On August 10, the operator of the Nord Stream 2 gas pipeline construction project was forced to apply for an alternative pipeline route in Denmark, Sputnik contributor Dmitry Lekukh wrote.
The application and environmental impact assessment report to Denmark's Energy Agency requested permission to build through the country's 200 nautical mile exclusive economic zone northwest of Bornholm, thus bypassing Danish territorial waters (i.e. waters 12 nautical miles off the country's coast).
For Nord Stream and Nord Stream 2, permits from Russia, Germany and Finland were crucially important because there is no way either pipeline could possibly circumvent their territorial waters.
Permits from Sweden and Denmark are important, but not critical: in the case of Sweden, the pipes could be laid differently, although with some cost markups, and in the case with Denmark the same could be done without any additional cost.
Realizing the legal and technological impossibility of countering the project and hating to alienate the project’s main beneficiaries, Germany and Austria, the Swedes granted the requited permission.
The Danish authorities dug in their heels even though they officially recognized the impossibility of derailing the project as a whole.
And now the Danish Energy Agency says it will hold a public hearing on the environmental assessment of the alternative route for Nord Stream 2 on Bornholm Island slated for November 14.
By the way, the new route runs away from the country’s territorial waters, but still inside its exclusive economic zone to the north-west of Bornholm.
Yetl, from the point of view of international maritime law, Denmark cannot block it, except only under the pretext of some “ecological concerns.”
This won’t do either, since the country’s Energy Department has already published an environmental impact assessment report for the Danish section of the gas pipeline, which is based on detailed environmental studies of the pipeline’s route. There is nothing to hold on to, no violations whatsoever.
And again, laying pipelines through a country’s "exclusive economic zone" unlike through "territorial waters," is governed by international, not national, laws, and from this point of view Nord Stream 2 has nothing to worry about.
The Nord Stream 2 is facing fierce opposition from the United States, which has ambitious plans to export its own LNG to Europe.

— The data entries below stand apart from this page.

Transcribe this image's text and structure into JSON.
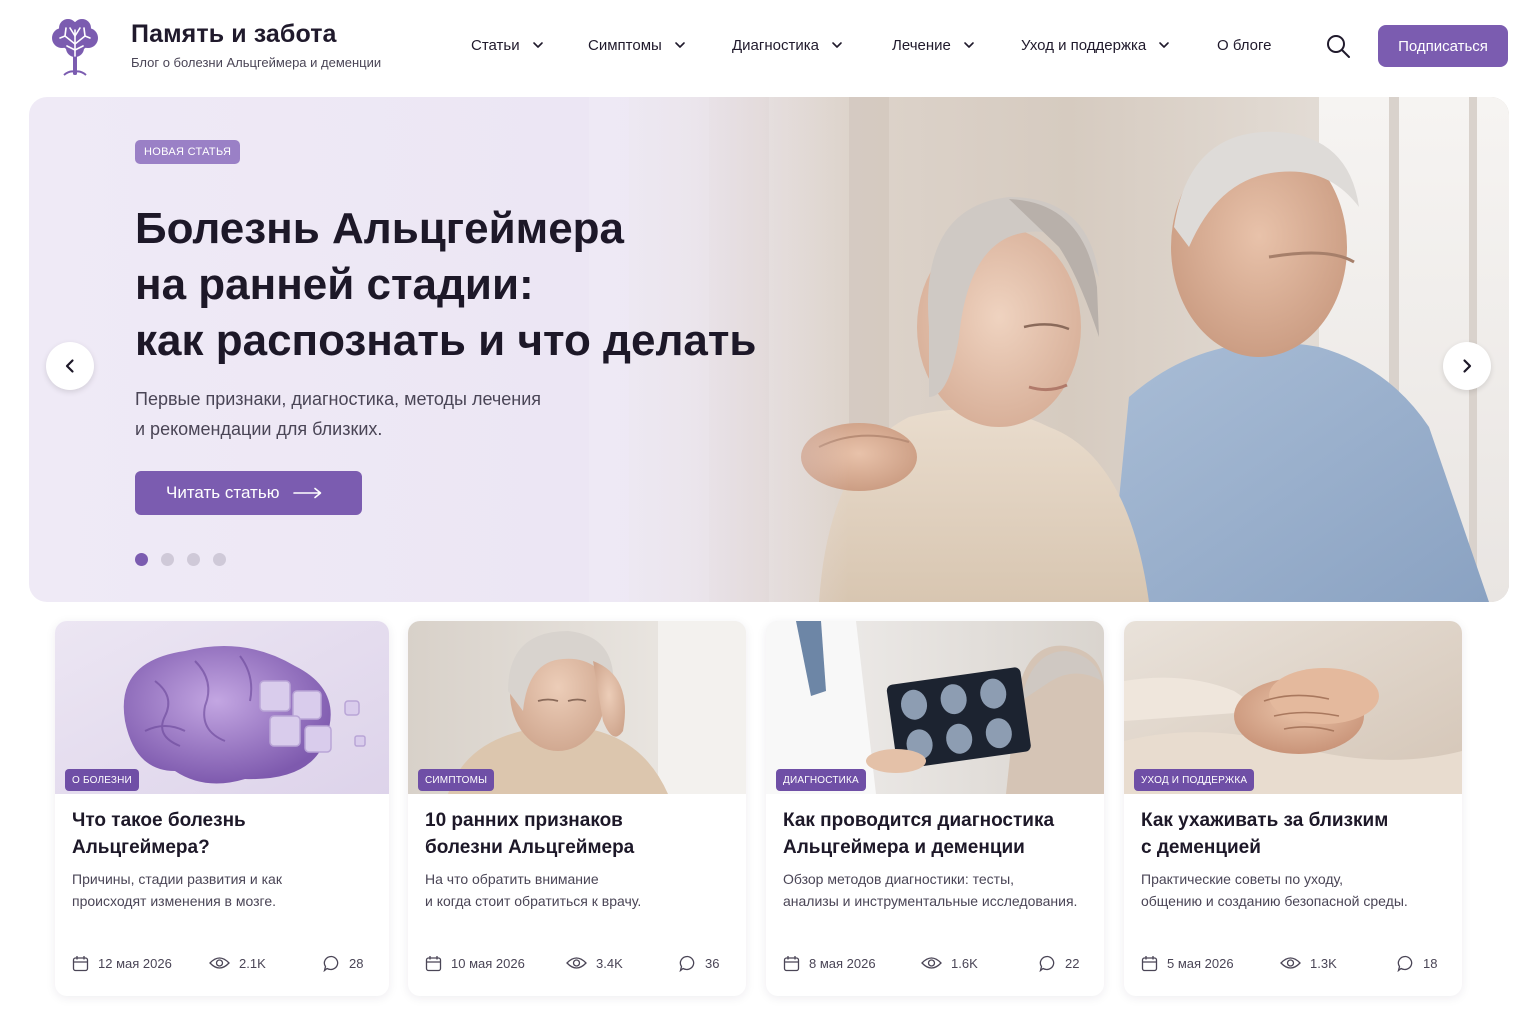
{
  "brand": {
    "title": "Память и забота",
    "subtitle": "Блог о болезни Альцгеймера и деменции"
  },
  "nav": [
    {
      "label": "Статьи",
      "dropdown": true
    },
    {
      "label": "Симптомы",
      "dropdown": true
    },
    {
      "label": "Диагностика",
      "dropdown": true
    },
    {
      "label": "Лечение",
      "dropdown": true
    },
    {
      "label": "Уход и поддержка",
      "dropdown": true
    },
    {
      "label": "О блоге",
      "dropdown": false
    }
  ],
  "subscribe_label": "Подписаться",
  "hero": {
    "badge": "НОВАЯ СТАТЬЯ",
    "title_lines": [
      "Болезнь Альцгеймера",
      "на ранней стадии:",
      "как распознать и что делать"
    ],
    "desc_lines": [
      "Первые признаки, диагностика, методы лечения",
      "и рекомендации для близких."
    ],
    "button": "Читать статью",
    "slides_total": 4,
    "active_slide": 1
  },
  "cards": [
    {
      "tag": "О БОЛЕЗНИ",
      "title_lines": [
        "Что такое болезнь",
        "Альцгеймера?"
      ],
      "desc_lines": [
        "Причины, стадии развития и как",
        "происходят изменения в мозге."
      ],
      "date": "12 мая 2026",
      "views": "2.1K",
      "comments": "28"
    },
    {
      "tag": "СИМПТОМЫ",
      "title_lines": [
        "10 ранних признаков",
        "болезни Альцгеймера"
      ],
      "desc_lines": [
        "На что обратить внимание",
        "и когда стоит обратиться к врачу."
      ],
      "date": "10 мая 2026",
      "views": "3.4K",
      "comments": "36"
    },
    {
      "tag": "ДИАГНОСТИКА",
      "title_lines": [
        "Как проводится диагностика",
        "Альцгеймера и деменции"
      ],
      "desc_lines": [
        "Обзор методов диагностики: тесты,",
        "анализы и инструментальные исследования."
      ],
      "date": "8 мая 2026",
      "views": "1.6K",
      "comments": "22"
    },
    {
      "tag": "УХОД И ПОДДЕРЖКА",
      "title_lines": [
        "Как ухаживать за близким",
        "с деменцией"
      ],
      "desc_lines": [
        "Практические советы по уходу,",
        "общению и созданию безопасной среды."
      ],
      "date": "5 мая 2026",
      "views": "1.3K",
      "comments": "18"
    }
  ],
  "icons": {
    "logo": "brain-tree-icon",
    "search": "search-icon",
    "prev": "chevron-left-icon",
    "next": "chevron-right-icon",
    "date": "calendar-icon",
    "views": "eye-icon",
    "comments": "comment-icon"
  },
  "colors": {
    "accent": "#7b5cb0",
    "badge": "#9a80c6",
    "tag": "#6f4fa6",
    "hero_bg": "#efeaf6"
  }
}
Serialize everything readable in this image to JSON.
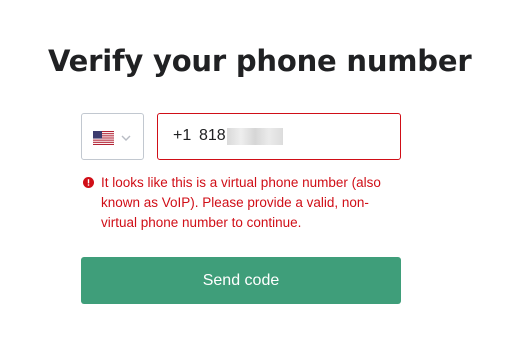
{
  "heading": {
    "title": "Verify your phone number"
  },
  "phone": {
    "country_icon": "us-flag-icon",
    "dial_code": "+1",
    "value": "818"
  },
  "error": {
    "icon": "exclamation-circle-icon",
    "message": "It looks like this is a virtual phone number (also known as VoIP). Please provide a valid, non-virtual phone number to continue."
  },
  "actions": {
    "send_label": "Send code"
  },
  "colors": {
    "error": "#d00e17",
    "button": "#3f9e7a",
    "input_border": "#c2c8d0"
  }
}
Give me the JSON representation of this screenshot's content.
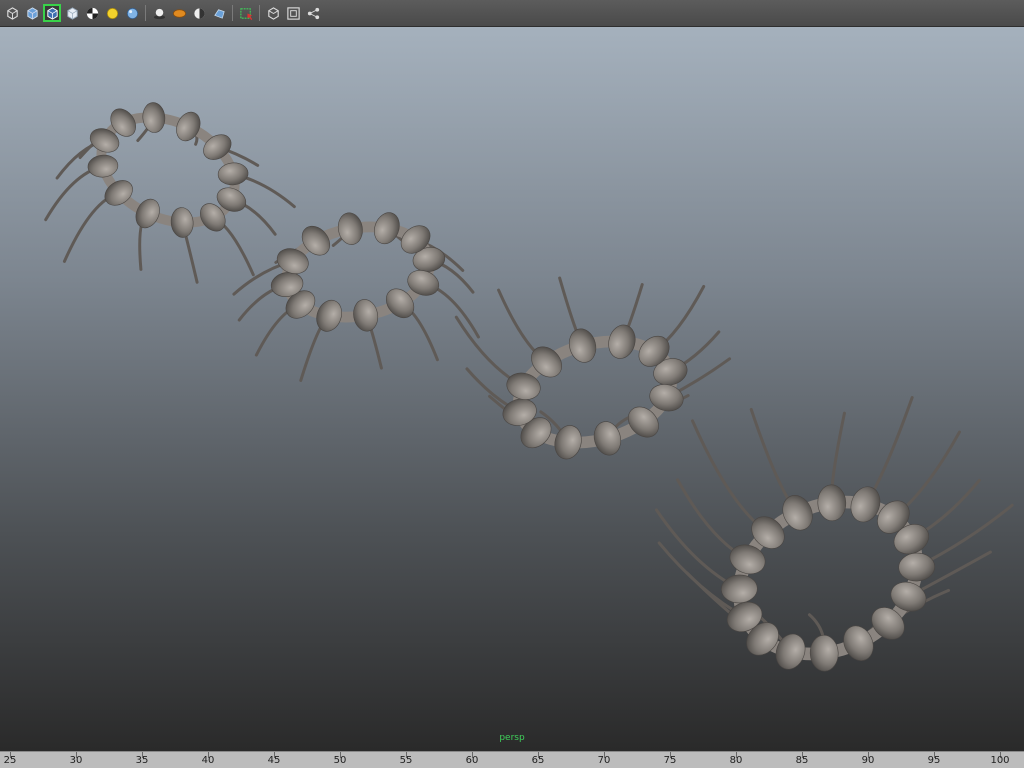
{
  "toolbar": {
    "buttons": [
      {
        "name": "wireframe-cube-icon",
        "active": false
      },
      {
        "name": "smooth-shade-cube-icon",
        "active": false
      },
      {
        "name": "wireframe-on-shaded-icon",
        "active": true
      },
      {
        "name": "default-material-icon",
        "active": false
      },
      {
        "name": "checker-texture-icon",
        "active": false
      },
      {
        "name": "lights-sun-icon",
        "active": false
      },
      {
        "name": "sphere-shade-icon",
        "active": false
      },
      {
        "name": "separator",
        "active": false
      },
      {
        "name": "shadows-icon",
        "active": false
      },
      {
        "name": "ambient-occlusion-icon",
        "active": false
      },
      {
        "name": "half-shade-icon",
        "active": false
      },
      {
        "name": "motion-blur-icon",
        "active": false
      },
      {
        "name": "separator",
        "active": false
      },
      {
        "name": "isolate-select-icon",
        "active": false
      },
      {
        "name": "separator",
        "active": false
      },
      {
        "name": "xray-cube-icon",
        "active": false
      },
      {
        "name": "frame-all-icon",
        "active": false
      },
      {
        "name": "share-node-icon",
        "active": false
      }
    ]
  },
  "viewport": {
    "camera_label": "persp",
    "label_color": "#3fd05a",
    "object_color": "#8a847f"
  },
  "timeline": {
    "labels": [
      "25",
      "30",
      "35",
      "40",
      "45",
      "50",
      "55",
      "60",
      "65",
      "70",
      "75",
      "80",
      "85",
      "90",
      "95",
      "100"
    ]
  }
}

Ukraine and Poland are equally against it. Well, by rejecting “aggressive” Russian gas, Poland may soon find itself asking for additional money from Germany to buy “democratic” LNG from the United States.
Meanwhile, the laying of the Nord Stream 2 gas pipeline, which began in July, is proceeding on schedule.
As for the "Danish section" it is not very long and will be the last to build.
Nord Stream 2, a joint project of Russia's Gazprom with France's Engie, Austria's OMV AG, UK-Dutch Royal Dutch Shell, and Germany's Uniper and Wintershall, aims to deliver 55 billion cubic meters of Russian natural gas a year to the European Union across the Baltic Sea to Germany.